At the end of my time at the Commission on the Status of Women, I expect I will feel discouraged about my United Nations experience, but I will leave New York longing to hold on to a New York state of mind.

United Nations Commission on the Status of Women, Session 59

Each year hundreds of women from around the world attend the UN Commission on the Status of Women. I attended for my sixth year and found the program to be as exciting as ever, making me wish I had more than the two days I was able to participate.

As a delegate for a Non-Governmental Organization, specifically Medical Women’s International Association, the main task is to find out what the United Nations, individual member nations and other NGO’s have been doing during the previous year. In addition to this review, this year’s meeting was a time to reflect on the progress that has been made in the world since the Fourth World Conference on Women, held in 1995 in Beijing:  What was important about the Beijing Conference, as compared with the previous three, was the development by delegates of a Platform for Action, with goals of achieving greater equality and opportunity for women. This is a link to the Platform for Action:

This year’s Commission was meant to consider the progress that has been made toward these goals and Medical Women’s International Association(MWIA) held a Parallel Event entitled The Role of MWIA in Promoting Health and Reproductive Rights since Beijing and Beyond. Other than MWIA presenters, we were fortunate to be able to hear about the work of H.E. Professor Malgorzata Fuszara, the Polish Government Plenipotentiary for Equal Treatment and of Ruchira Gupta, Apne Aap Founder and Woman of Distinction Awardee NGOCSWNY 2015. Here are links to a two-part series to Professor Gupta’s work from PBS Newshour: and

For my contribution to the MWIA Parallel event, I reflected on incidents at university campuses in both Canada and the United States in which young women have been aggressively sexually harassed or assaulted and the culture of Guyland that is failing to prevent these actions.
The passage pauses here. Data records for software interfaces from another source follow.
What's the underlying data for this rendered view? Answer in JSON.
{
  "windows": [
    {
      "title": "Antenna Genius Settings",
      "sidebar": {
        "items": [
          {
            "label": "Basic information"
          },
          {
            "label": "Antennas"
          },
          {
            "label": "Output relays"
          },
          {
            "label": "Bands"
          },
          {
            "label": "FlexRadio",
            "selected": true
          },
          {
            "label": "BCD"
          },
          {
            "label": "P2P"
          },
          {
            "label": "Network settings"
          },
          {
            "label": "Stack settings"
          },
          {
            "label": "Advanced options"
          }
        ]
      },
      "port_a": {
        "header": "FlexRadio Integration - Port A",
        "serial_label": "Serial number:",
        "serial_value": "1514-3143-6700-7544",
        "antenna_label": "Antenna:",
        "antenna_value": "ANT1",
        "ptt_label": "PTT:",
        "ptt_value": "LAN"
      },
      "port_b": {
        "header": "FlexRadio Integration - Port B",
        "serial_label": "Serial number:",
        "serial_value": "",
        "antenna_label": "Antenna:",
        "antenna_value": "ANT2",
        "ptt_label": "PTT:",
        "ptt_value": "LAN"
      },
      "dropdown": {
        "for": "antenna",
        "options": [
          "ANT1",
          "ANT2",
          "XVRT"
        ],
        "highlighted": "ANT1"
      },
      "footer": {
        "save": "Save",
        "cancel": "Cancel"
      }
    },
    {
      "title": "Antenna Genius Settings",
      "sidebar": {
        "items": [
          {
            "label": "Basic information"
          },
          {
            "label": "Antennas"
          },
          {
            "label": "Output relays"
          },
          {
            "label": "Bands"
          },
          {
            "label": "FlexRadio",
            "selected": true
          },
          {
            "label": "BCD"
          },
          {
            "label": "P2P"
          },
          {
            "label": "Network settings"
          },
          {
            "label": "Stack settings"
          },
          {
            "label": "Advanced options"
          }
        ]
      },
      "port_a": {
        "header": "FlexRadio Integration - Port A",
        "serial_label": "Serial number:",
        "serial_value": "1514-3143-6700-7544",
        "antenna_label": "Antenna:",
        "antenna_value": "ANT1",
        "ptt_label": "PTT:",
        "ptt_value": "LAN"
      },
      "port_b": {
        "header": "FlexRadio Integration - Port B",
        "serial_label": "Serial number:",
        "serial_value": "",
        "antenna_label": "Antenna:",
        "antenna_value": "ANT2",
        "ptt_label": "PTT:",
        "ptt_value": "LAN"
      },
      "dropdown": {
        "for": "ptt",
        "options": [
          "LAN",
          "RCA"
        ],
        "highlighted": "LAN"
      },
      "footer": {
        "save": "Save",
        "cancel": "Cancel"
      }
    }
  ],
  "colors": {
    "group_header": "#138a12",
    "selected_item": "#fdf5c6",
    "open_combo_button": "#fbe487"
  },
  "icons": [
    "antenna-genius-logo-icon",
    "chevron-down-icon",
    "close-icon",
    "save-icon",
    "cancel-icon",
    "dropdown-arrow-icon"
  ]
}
I believe that it is important for us to reflect on these incidents which are occurring among the most wealthy and privileged young people and ask ourselves why we have not been successful in making universities a safe place for young women. In examining these incidents, researchers have been able to develop some possible areas of study to eliminate these threats. Also, I wanted to focus on what women’s organizations in particular can do to improve safety on campus.

In order to understand why this issue concerns me, studies indicate that 25% of young women are victims of sexual aggression in North American Universities and 33% experience “stressful sexual harassment”. This is in the context of underreporting, which we know is standard for both sexual assault and sexual harassment. Naturally,recommendations include seeking better data in further studies, but they also include education with respect to what constitutes sexual assault and sexual harassment, which is concerning given the level of education, knowledge and sophistication of the young men and women at universities. This recommendation, which is consistent in all of the centres, truly suggests that neither young men nor young women understand what constitutes sexual assault and sexual harassment. Fundamentally, what does our culture promote as normal sexual relations since sexual assault and sexual harassment are not clearly understood. This vignette, reported by Newsner, does indicate the level of ignorance I wanted those attending the parallel event to consider:

It was gratifying that medical and graduate students attending the event approached me afterword with their own stories of exactly the kind of harassment we were discussing. A number said that they were unaware of how their own institutions actually support young men and women facing sexual exploitation, and that they were going to find out. For me, that’s a good enough outcome for this year’s Commission on the Status of Women. When you look at the progress in women’s rights in the past twenty years, it’s best not to set the bar too high.